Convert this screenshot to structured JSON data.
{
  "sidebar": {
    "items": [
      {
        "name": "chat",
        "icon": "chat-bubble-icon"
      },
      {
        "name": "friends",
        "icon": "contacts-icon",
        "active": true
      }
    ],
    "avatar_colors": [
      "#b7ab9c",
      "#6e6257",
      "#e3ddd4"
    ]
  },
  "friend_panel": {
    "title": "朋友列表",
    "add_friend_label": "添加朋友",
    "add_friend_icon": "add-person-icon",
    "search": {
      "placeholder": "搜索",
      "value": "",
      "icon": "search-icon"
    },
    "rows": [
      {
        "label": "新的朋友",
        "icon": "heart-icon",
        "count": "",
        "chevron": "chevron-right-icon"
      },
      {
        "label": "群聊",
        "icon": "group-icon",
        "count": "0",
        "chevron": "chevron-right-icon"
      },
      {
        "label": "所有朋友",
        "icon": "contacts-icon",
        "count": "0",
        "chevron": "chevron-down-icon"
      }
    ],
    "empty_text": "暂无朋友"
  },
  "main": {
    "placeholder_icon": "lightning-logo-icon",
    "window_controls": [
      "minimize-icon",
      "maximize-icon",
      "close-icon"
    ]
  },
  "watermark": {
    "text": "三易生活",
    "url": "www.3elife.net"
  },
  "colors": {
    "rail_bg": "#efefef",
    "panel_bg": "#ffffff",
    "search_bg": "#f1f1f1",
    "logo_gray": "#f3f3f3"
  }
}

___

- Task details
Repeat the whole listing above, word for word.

- Output
Convert this screenshot to structured JSON data.
{
  "sidebar": {
    "items": [
      {
        "name": "chat",
        "icon": "chat-bubble-icon"
      },
      {
        "name": "friends",
        "icon": "contacts-icon",
        "active": true
      }
    ],
    "avatar_colors": [
      "#b7ab9c",
      "#6e6257",
      "#e3ddd4"
    ]
  },
  "friend_panel": {
    "title": "朋友列表",
    "add_friend_label": "添加朋友",
    "add_friend_icon": "add-person-icon",
    "search": {
      "placeholder": "搜索",
      "value": "",
      "icon": "search-icon"
    },
    "rows": [
      {
        "label": "新的朋友",
        "icon": "heart-icon",
        "count": "",
        "chevron": "chevron-right-icon"
      },
      {
        "label": "群聊",
        "icon": "group-icon",
        "count": "0",
        "chevron": "chevron-right-icon"
      },
      {
        "label": "所有朋友",
        "icon": "contacts-icon",
        "count": "0",
        "chevron": "chevron-down-icon"
      }
    ],
    "empty_text": "暂无朋友"
  },
  "main": {
    "placeholder_icon": "lightning-logo-icon",
    "window_controls": [
      "minimize-icon",
      "maximize-icon",
      "close-icon"
    ]
  },
  "watermark": {
    "text": "三易生活",
    "url": "www.3elife.net"
  },
  "colors": {
    "rail_bg": "#efefef",
    "panel_bg": "#ffffff",
    "search_bg": "#f1f1f1",
    "logo_gray": "#f3f3f3"
  }
}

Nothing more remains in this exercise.